#### [Problem statement]
In the records below, some lines contain "icon"; state the number of such lines and nothing else.

#### [The data]
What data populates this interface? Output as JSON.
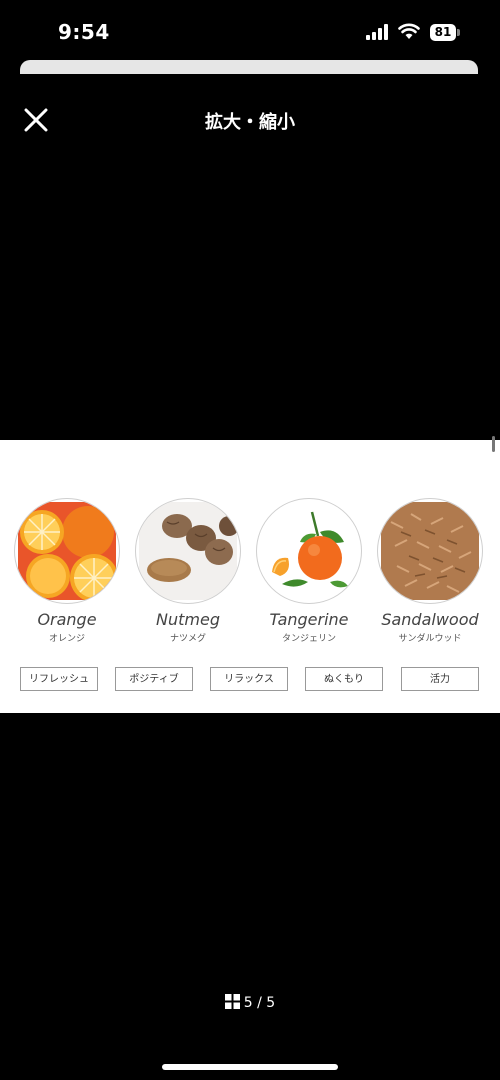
{
  "status_bar": {
    "time": "9:54",
    "battery": "81"
  },
  "header": {
    "title": "拡大・縮小"
  },
  "ingredients": [
    {
      "name": "Orange",
      "kana": "オレンジ",
      "icon": "orange-icon"
    },
    {
      "name": "Nutmeg",
      "kana": "ナツメグ",
      "icon": "nutmeg-icon"
    },
    {
      "name": "Tangerine",
      "kana": "タンジェリン",
      "icon": "tangerine-icon"
    },
    {
      "name": "Sandalwood",
      "kana": "サンダルウッド",
      "icon": "sandalwood-icon"
    }
  ],
  "tags": [
    "リフレッシュ",
    "ポジティブ",
    "リラックス",
    "ぬくもり",
    "活力"
  ],
  "pager": {
    "text": "5 / 5"
  }
}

#### [Exercise response]
4